  4. ^ a b Ostrovsky, Rafail (1990), "Efficient computation on oblivious RAMs", Proceedings of the 22nd Annual ACM Symposium on Theory of Computing (STOC '90), Association for Computing Machinery, pp. 514–523, doi:10.1145/100216.100289
  5. ^ a b c d Goldreich, Oded; Ostrovsky, Rafail (1996), "Software protection and simulation on oblivious RAMs", Journal of the ACM, 43 (3): 431–473, doi:10.1145/233551.233553, hdl:1721.1/103684, MR 1408562
  6. ^ a b Kushilevitz, Eyal; Lu, Steve; Ostrovsky, Rafail (2012), "On the (in)security of hash-based oblivious RAM and a new balancing scheme", Proceedings of the Twenty-Third Annual ACM-SIAM Symposium on Discrete Algorithms, Association for Computing Machinery, pp. 143–156, doi:10.1137/1.9781611973099.13, MR 3205204

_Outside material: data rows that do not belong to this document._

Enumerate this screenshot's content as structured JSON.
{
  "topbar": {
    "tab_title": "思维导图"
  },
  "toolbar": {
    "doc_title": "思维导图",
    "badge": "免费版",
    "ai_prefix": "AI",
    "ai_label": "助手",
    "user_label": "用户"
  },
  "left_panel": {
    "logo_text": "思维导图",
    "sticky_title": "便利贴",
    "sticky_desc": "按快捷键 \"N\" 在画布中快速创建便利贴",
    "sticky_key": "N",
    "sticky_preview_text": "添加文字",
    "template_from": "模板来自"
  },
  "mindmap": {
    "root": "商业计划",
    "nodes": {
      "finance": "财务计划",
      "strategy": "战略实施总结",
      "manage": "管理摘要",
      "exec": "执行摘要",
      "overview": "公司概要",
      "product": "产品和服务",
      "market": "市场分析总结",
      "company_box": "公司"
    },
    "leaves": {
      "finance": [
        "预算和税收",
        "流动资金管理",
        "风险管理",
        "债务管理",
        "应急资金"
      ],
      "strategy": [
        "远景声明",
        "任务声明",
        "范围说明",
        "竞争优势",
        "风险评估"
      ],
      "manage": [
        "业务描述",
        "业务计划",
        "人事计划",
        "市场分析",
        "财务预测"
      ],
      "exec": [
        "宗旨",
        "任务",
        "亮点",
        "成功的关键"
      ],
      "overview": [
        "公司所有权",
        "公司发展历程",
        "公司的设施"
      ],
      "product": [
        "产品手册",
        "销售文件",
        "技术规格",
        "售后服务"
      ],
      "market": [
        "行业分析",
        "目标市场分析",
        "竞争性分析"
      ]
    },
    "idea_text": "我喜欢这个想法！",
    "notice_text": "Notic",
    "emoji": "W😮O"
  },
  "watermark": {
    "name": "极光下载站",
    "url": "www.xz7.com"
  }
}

  7. ^ Ostrovsky, Rafail; Shoup, Victor (1997), "Private information storage (extended abstract)", in Leighton, F. Thomson; Shor, Peter W. (eds.), Proceedings of the Twenty-Ninth Annual ACM Symposium on the Theory of Computing (STOC '97), Association for Computing Machinery, pp. 294–303, doi:10.1145/258533.258606
  8. ^ a b Shi, Elaine; Chan, T.-H. Hubert; Stefanov, Emil; Li, Mingfei (2011), "Oblivious RAM with   worst-case cost", in Lee, Dong Hoon; Wang, Xiaoyun (eds.), Advances in Cryptology – ASIACRYPT 2011 – 17th International Conference on the Theory and Application of Cryptology and Information Security, Seoul, South Korea, December 4–8, 2011, Proceedings, Lecture Notes in Computer Science, 7073, Springer, pp. 197–214, doi:10.1007/978-3-642-25385-0_11
  9. ^ Goodrich, Michael T.; Mitzenmacher, Michael; Ohrimenko, Olga; Tamassia, Roberto (2011), "Oblivious RAM simulation with efficient worst-case access overhead", in Cachin, Christian; Ristenpart, Thomas (eds.), Proceedings of the 3rd ACM Cloud Computing Security Workshop, CCSW 2011, Chicago, IL, USA, October 21, 2011, Association for Computing Machinery, pp. 95–100, doi:10.1145/2046660.2046680
  10. ^ Chung, Kai-Min; Liu, Zhenming; Pass, Rafael (2014), "Statistically-secure ORAM with   overhead", in Sarkar, Palash; Iwata, Tetsu (eds.), Advances in Cryptology - ASIACRYPT 2014 - 20th International Conference on the Theory and Application of Cryptology and Information Security, Kaoshiung, Taiwan, R.O.C., December 7-11, 2014, Proceedings, Part II, Lecture Notes in Computer Science, 8874, Springer, pp. 62–81, doi:10.1007/978-3-662-45608-8_4
  11. ^ a b Ajtai, Miklós (2010), "Oblivious RAMs without cryptographic assumptions [extended abstract]", Proceedings of the 42nd ACM Symposium on Theory of Computing (STOC 2010), Association for Computing Machinery, pp. 181–190, doi:10.1145/1806689.1806716, MR 2743267
  12. ^ a b c Damgård, Ivan; Meldgaard, Sigurd; Nielsen, Jesper Buus (2011), "Perfectly secure oblivious RAM without random oracles", in Ishai, Yuval (ed.), Theory of Cryptography - 8th Theory of Cryptography Conference, TCC 2011, Providence, RI, USA, March 28-30, 2011, Proceedings, Lecture Notes in Computer Science, 6597, Springer, pp. 144–163, doi:10.1007/978-3-642-19571-6_10
  13. ^ Boyle, Elette; Naor, Moni (2016), "Is there an oblivious RAM lower bound?", Proceedings of the 2016 ACM Conference on Innovations in Theoretical Computer Science (ITCS '16), Association for Computing Machinery, pp. 357–368, doi:10.1145/2840728.2840761, MR 3629839

See alsoEdit